Advanced Placement and International Baccalaureate Program Fee Waiver Program for New York
Fee Waiver Program for New York
Important update regarding AP Exam fee subsidies for low-income students in New York.
For public and non-public school students qualifying for the College Board fee reduction of $32 per exam, the state of New York will pay:
- $40 per AP Exam (except AP Seminar and AP Research Exams)
- $88 per AP Seminar Exam and AP Research Exam
The final fee for any AP Exam (including AP Seminar and AP Research Exams) for a qualifying student is $13.
What Schools Must Do
Your school's AP coordinator takes the following steps.
Before the exams:
- Determine the total number of students in your school eligible for fee reductions for low-income students.
- Determine the total number of exams they’ll take.
- Enter these numbers on the AP Exam Ordering website before ordering exams.
After the exams:
- Fill in the "Option 1" circle on each qualifying student's registration answer sheet.

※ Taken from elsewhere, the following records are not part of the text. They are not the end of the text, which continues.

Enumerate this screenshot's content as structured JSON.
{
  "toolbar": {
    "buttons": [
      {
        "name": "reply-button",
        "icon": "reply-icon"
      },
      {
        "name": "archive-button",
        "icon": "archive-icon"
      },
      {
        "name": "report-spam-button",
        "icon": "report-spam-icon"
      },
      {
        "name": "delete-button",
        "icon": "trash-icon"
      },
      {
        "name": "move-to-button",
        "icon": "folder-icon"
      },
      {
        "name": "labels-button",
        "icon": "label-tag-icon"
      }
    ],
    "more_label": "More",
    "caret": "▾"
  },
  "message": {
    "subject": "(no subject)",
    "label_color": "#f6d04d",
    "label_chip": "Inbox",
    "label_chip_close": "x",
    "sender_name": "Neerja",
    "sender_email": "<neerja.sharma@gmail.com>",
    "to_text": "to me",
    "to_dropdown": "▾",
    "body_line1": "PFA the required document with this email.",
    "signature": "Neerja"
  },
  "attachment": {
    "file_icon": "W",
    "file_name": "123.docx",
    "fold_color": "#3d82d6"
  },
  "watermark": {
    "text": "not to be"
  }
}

- When generating your invoice online, enter the total number of exams taken by qualifying low-income students.
- Send $13 to the AP Program for each AP Exam, including AP Seminar and AP Research Exams, taken by qualifying low-income students.
- Schools no longer need to submit a copy of their College Board AP Exam Invoice, nor a signed roster of qualifying student names, to the New York State Education Department (NYSED).
The College Board will bill the state directly for $40 per AP Exam (except AP Seminar and AP Research Exams) per qualifying student, and $88 per AP Seminar Exam and AP Research Exam per qualifying student.
New York State Funding for Low-Income Students’ 2018 IB Exams
Important update regarding IB Exam fee subsidies for low-income students in New York.
For public and non-public school students qualifying for the IB fee reduction the state of New York will pay $106 per exam. The final fee for any IB exam for a qualifying student is $13.
Updated June 6, 2018
Important Changes to Federal Funding for Low‐Income Students’ low income fee waiver exams in New York.
Starting with the May 2017 AP Exams, New York will no longer be able to access funds through the federal AP Test Fee Program, which expired in 2016. The program was consolidated with many other education programs under ESSA Title IV, Part A. Funding for AP activities is available under Title IV‐A, as well as under Title I and Title II.
As a result of federal funding, the number of AP Exams taken by low‐income students in New York has grown from 9,850 in 1998, the year before the federal program began, to 69,500 in 2016. The potential college tuition savings attributable to AP Exams taken by low‐income students in New York who received federal funding in 2016 and scored a 3 or higher is $24 million.
Please note that beginning in school year 2017-2018, under Title IV, section 4104 (b) of the ESSA, States may choose to utilize a portion of their Title IV formula funds for various State activities, which may include paying all or a portion of “accelerated learning” exam fees for low-income students. In the future, the United States Department of Education (USDE) Office of Safe and Healthy Students, the office that will administer Title IV under ESSA, will provide you with the program contact for questions you may have about how States may support Title IV of ESSA.
USDE has indicated that LEAs may use Title I, Part A funds to pay the cost for low-income students to take an AP or IB exam in limited circumstances. Title I, Part A funds may be used to pay the cost of taking an AP or IB exam for a student from a low-income family who is participating in a Title I, Part A program, provided that paying for those costs is otherwise the responsibility of the student’s parents. In other words, Title I, Part A funds may be used to pay the cost of taking the exam if, absent the Title I, Part A funds, the student would not be able to access the exam. To the extent that the LEA covers the cost of the exams for all students or the LEA has a fund to pay the cost for students from low-income families in general, Title I, Part A funds may not be used.
LEAs interested in using Title I, Part A funds for this purpose should see C-4 in USDE’s February 2008 non-regulatory guidance titled Title I Fiscal Issue.
and B-4, B-7, and C-4 in USDE's September 2009 non-regulatory guidance titled Using Title I, Part A ARRA Funds.
For potential actions that LEAs can take to continue supporting AP exams for low-income students see: Federal Funding for AP